Exercise:
Would you work out how many lines below include the word "data"? Only that number is wanted.
[Start of Attachment]
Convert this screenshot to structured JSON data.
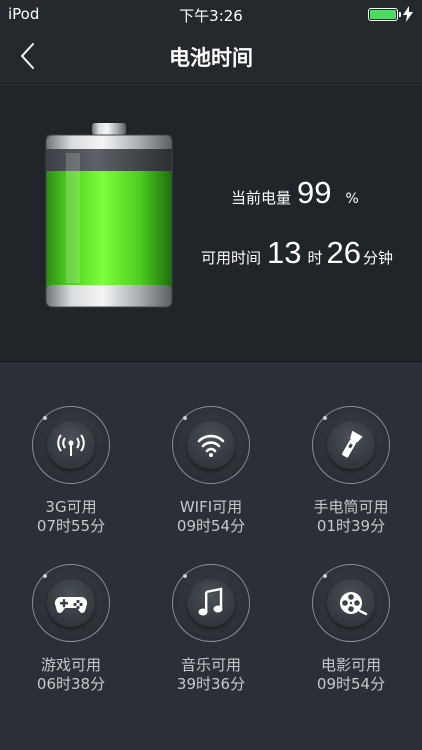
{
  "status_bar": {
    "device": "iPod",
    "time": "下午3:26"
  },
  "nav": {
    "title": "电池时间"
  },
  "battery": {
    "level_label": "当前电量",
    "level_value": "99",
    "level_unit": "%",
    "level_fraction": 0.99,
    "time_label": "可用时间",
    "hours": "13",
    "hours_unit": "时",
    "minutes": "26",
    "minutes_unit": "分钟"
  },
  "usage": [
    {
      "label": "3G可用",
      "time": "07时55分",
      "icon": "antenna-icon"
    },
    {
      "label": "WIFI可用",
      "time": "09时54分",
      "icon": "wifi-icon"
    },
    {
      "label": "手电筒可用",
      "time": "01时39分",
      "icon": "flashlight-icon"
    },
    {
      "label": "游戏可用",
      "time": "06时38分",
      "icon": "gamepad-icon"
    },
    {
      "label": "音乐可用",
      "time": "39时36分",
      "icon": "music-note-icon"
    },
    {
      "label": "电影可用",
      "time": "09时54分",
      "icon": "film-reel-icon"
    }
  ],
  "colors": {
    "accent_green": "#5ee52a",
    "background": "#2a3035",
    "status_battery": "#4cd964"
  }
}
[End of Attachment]
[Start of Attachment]
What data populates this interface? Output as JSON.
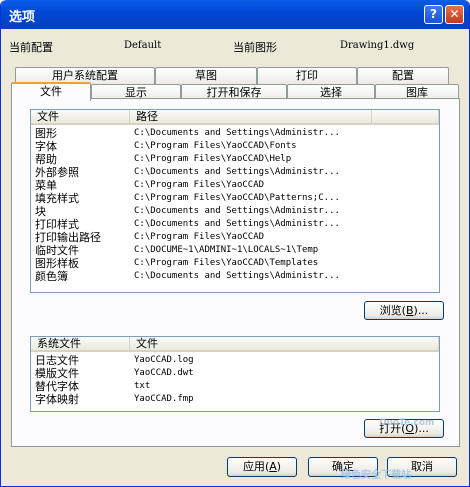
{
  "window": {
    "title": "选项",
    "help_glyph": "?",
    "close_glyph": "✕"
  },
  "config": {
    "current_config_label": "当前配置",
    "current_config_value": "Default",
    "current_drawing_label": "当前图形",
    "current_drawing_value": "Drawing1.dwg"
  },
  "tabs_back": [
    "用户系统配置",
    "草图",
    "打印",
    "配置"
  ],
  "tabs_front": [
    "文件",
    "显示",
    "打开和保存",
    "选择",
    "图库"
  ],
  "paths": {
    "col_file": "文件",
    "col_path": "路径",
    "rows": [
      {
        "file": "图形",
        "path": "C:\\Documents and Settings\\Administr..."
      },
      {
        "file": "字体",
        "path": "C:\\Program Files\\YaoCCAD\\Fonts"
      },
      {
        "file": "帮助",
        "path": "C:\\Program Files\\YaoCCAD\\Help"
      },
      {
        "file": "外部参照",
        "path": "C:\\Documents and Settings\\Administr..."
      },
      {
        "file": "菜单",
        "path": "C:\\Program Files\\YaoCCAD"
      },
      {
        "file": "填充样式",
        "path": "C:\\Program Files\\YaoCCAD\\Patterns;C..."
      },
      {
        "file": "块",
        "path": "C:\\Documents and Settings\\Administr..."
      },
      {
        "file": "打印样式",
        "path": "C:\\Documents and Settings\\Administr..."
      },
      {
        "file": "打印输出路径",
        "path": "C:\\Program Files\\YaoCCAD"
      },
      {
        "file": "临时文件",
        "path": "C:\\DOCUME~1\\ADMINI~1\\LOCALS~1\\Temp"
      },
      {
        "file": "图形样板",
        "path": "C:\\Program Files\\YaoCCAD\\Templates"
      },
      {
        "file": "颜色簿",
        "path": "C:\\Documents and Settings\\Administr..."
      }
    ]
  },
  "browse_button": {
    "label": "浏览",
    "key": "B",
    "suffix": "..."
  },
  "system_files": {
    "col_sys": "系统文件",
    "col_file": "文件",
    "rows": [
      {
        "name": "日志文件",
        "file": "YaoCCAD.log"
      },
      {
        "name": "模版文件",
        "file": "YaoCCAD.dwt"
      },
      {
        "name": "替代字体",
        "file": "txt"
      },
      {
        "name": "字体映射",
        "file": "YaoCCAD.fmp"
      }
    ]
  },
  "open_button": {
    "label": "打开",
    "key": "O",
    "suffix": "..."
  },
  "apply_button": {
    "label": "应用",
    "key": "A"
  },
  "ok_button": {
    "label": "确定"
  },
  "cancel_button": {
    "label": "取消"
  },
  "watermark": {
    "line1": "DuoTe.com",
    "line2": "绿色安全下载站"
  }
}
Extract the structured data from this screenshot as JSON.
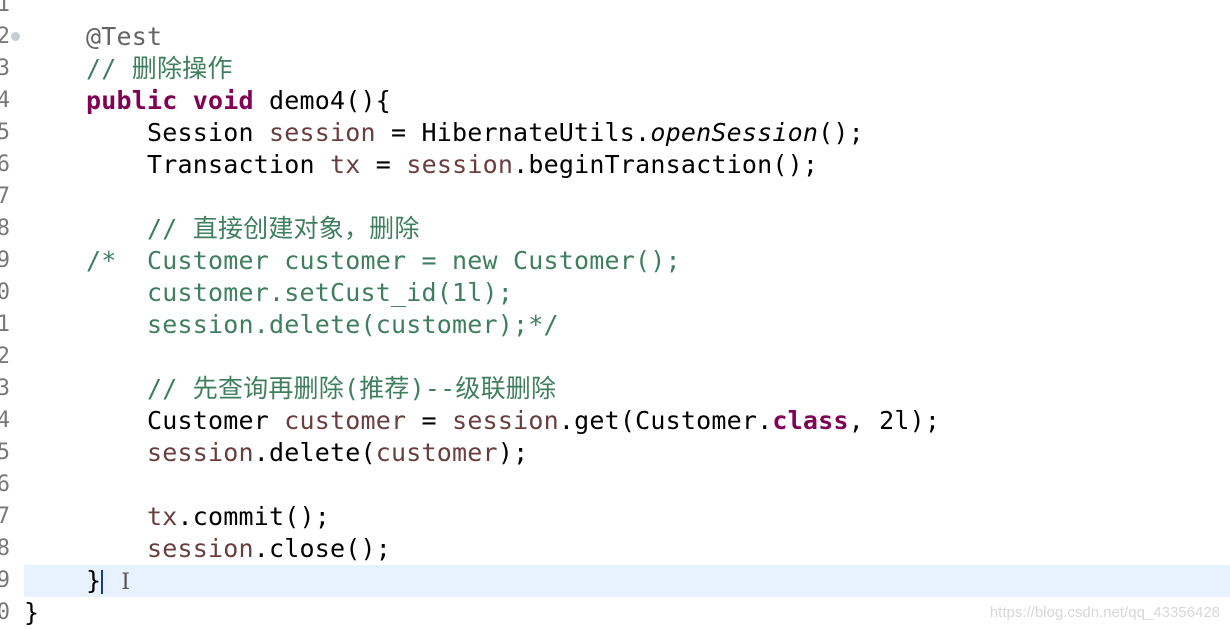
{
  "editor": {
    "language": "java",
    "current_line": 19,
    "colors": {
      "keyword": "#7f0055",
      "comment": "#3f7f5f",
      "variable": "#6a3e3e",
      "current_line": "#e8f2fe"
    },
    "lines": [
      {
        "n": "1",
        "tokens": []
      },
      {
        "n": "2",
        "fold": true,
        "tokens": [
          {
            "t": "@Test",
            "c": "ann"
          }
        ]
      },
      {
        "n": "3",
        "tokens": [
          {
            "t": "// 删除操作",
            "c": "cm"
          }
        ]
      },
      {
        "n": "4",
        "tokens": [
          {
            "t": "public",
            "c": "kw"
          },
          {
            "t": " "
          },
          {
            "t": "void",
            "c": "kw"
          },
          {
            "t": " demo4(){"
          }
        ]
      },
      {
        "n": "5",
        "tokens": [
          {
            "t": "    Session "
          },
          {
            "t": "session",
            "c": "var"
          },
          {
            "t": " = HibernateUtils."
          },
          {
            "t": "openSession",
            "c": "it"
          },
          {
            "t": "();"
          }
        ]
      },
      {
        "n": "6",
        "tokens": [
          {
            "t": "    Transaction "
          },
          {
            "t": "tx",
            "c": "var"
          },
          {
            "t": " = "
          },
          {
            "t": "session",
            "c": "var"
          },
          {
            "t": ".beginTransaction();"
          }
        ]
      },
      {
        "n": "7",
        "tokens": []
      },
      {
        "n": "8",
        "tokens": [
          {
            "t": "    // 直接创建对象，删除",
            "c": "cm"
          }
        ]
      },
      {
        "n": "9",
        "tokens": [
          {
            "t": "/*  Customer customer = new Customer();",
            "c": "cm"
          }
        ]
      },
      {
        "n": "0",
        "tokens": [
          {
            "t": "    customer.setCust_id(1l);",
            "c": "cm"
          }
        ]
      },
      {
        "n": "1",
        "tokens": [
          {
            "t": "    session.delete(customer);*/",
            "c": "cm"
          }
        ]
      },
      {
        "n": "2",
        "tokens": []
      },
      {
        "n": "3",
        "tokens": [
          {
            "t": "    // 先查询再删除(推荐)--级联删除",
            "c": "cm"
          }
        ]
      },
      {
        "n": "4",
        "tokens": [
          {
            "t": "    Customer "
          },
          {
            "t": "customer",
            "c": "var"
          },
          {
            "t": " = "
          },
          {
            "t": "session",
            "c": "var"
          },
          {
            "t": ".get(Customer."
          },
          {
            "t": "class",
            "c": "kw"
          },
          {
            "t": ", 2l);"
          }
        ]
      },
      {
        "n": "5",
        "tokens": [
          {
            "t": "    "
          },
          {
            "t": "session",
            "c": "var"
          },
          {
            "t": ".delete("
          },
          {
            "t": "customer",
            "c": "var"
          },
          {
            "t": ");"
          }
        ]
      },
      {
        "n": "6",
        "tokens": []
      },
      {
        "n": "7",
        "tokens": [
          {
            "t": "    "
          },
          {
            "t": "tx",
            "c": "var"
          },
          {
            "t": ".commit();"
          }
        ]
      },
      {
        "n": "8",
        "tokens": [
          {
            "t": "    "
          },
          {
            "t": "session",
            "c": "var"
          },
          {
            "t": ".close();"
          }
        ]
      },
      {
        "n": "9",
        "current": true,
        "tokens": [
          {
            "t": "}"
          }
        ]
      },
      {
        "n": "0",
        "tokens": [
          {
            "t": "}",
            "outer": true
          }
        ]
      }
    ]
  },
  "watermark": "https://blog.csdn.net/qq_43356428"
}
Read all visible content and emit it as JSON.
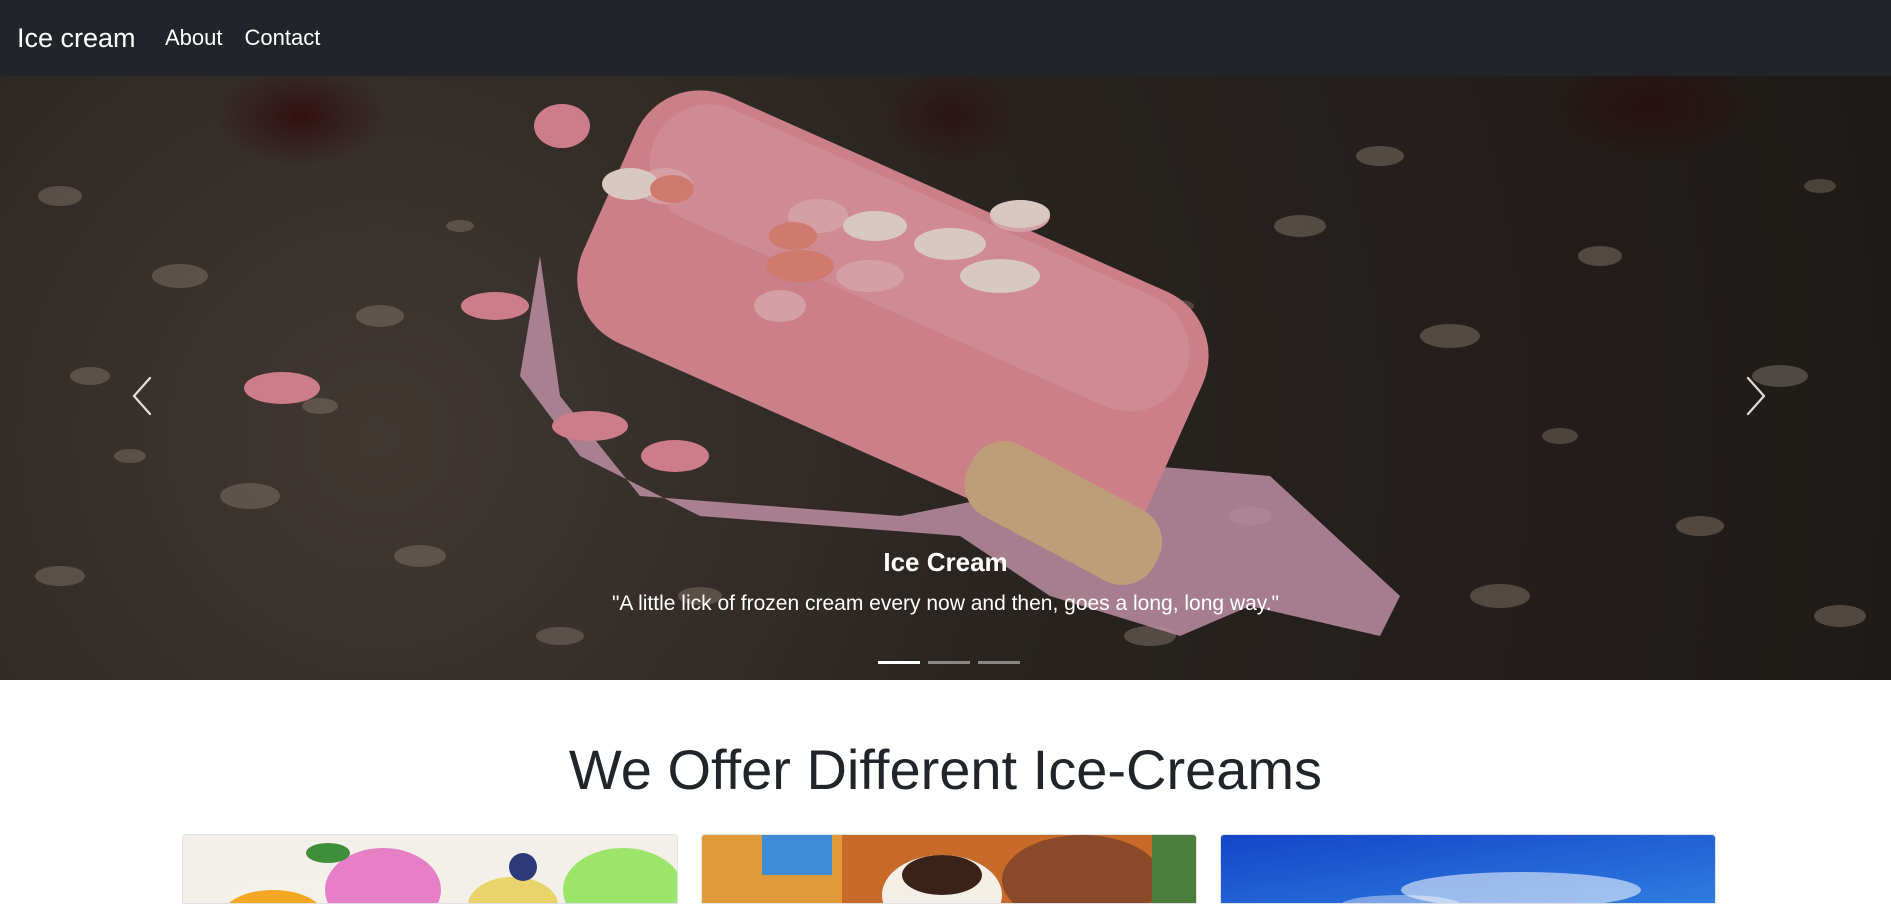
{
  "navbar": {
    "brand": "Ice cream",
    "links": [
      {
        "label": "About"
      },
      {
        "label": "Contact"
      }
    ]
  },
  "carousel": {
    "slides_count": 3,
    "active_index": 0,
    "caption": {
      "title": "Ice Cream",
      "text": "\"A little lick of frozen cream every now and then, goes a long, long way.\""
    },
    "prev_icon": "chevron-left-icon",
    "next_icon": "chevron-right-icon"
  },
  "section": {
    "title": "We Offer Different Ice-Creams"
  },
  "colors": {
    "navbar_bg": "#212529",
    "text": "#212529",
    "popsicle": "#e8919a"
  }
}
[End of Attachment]
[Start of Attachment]
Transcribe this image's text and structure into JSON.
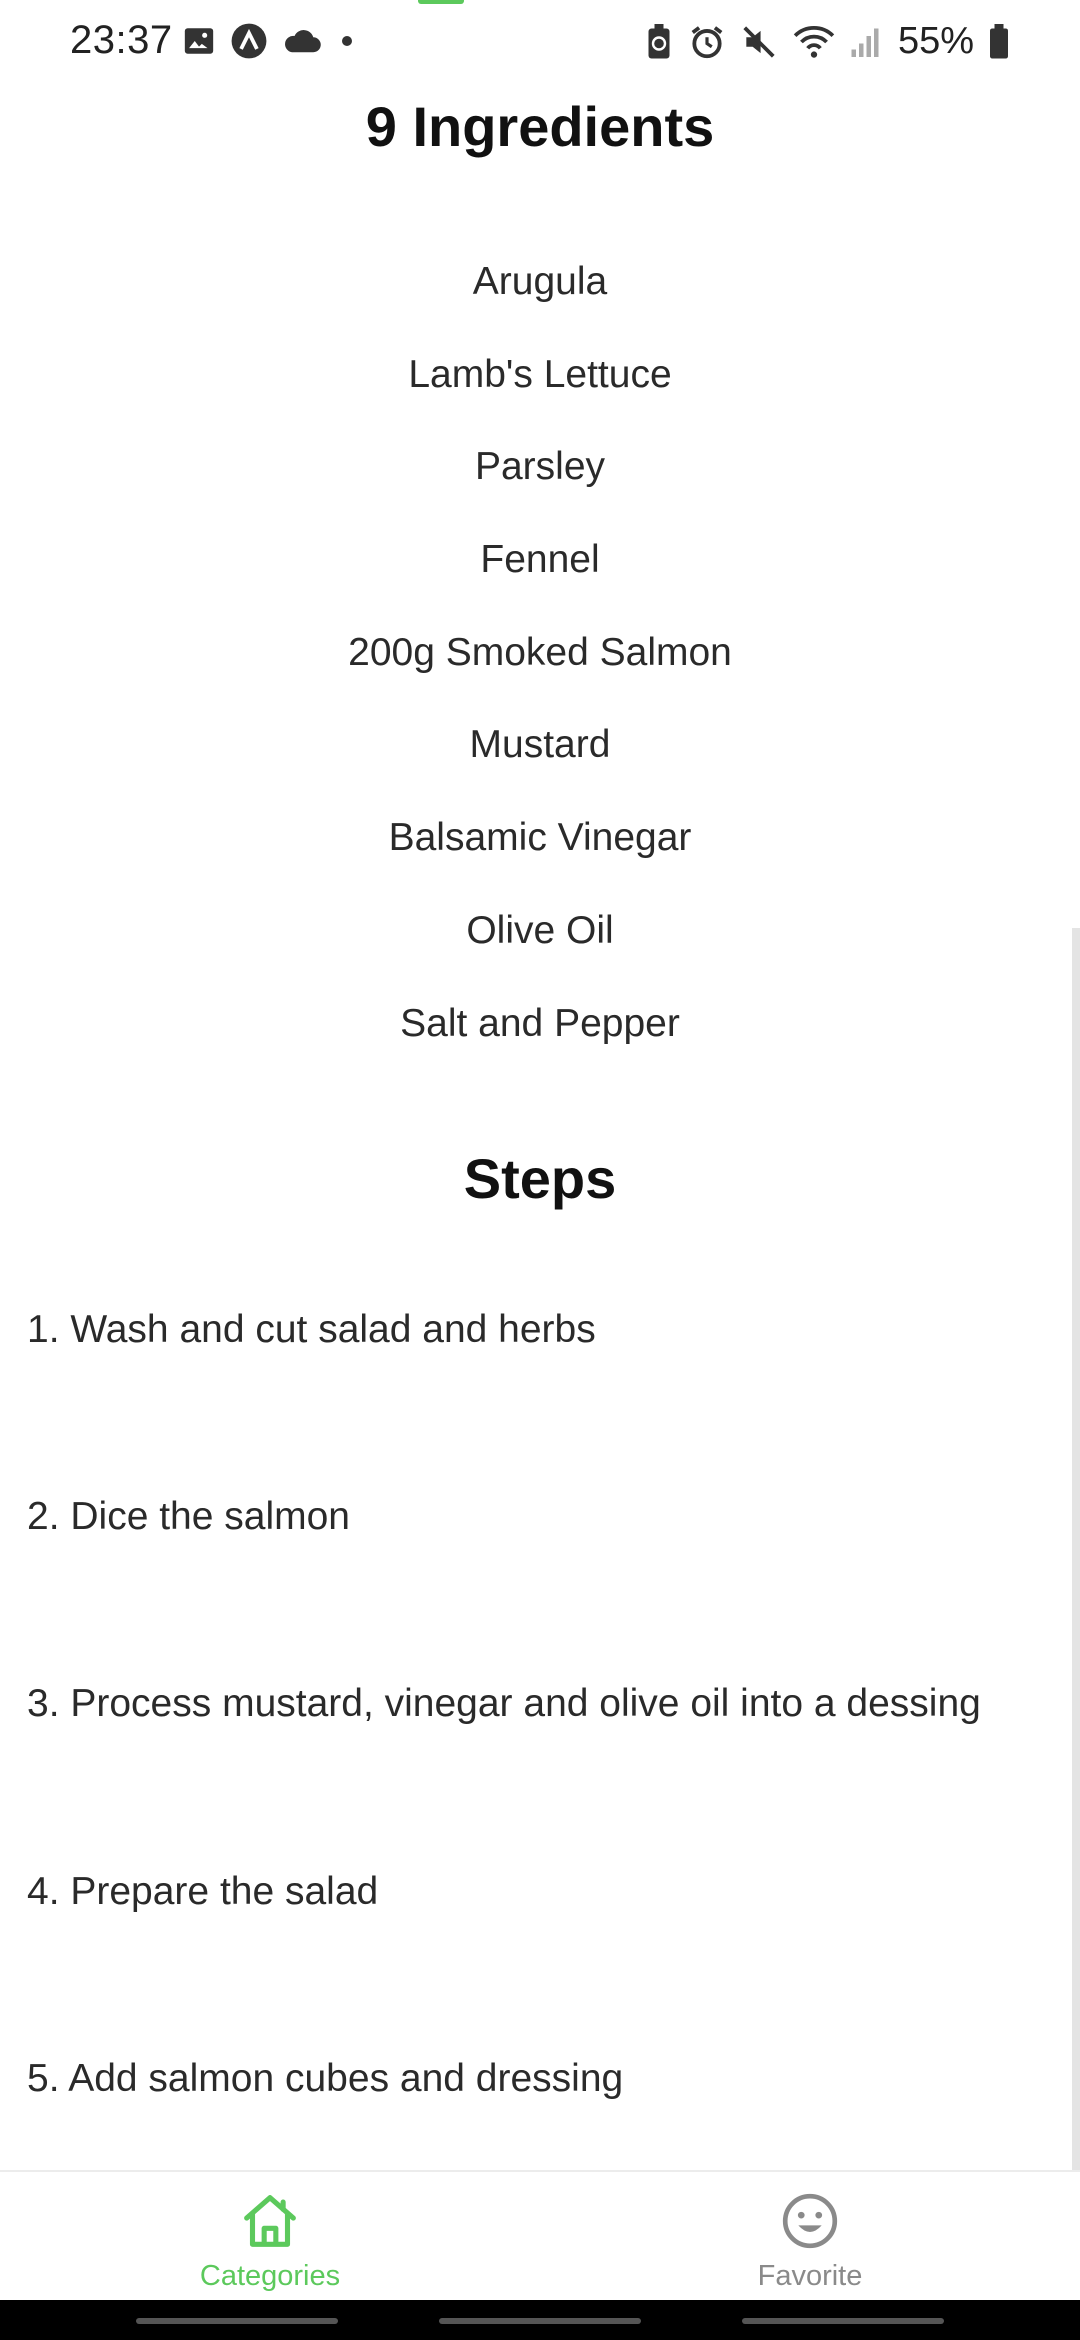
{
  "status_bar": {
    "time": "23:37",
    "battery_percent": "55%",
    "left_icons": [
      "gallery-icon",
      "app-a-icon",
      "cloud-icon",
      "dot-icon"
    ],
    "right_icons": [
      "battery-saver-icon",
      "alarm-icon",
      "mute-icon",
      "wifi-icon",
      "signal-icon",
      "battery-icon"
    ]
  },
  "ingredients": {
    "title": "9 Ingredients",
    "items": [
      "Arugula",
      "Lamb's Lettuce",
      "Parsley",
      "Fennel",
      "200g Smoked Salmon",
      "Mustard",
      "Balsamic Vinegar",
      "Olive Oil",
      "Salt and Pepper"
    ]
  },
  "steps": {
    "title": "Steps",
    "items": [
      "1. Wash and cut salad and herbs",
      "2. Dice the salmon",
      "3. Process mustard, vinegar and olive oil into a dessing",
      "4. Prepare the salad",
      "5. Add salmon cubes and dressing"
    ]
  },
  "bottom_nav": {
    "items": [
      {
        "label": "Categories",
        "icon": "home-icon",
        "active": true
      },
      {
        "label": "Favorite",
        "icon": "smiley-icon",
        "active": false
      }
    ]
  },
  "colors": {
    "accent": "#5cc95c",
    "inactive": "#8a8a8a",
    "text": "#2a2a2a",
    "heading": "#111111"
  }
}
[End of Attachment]
Output of the exercise:
3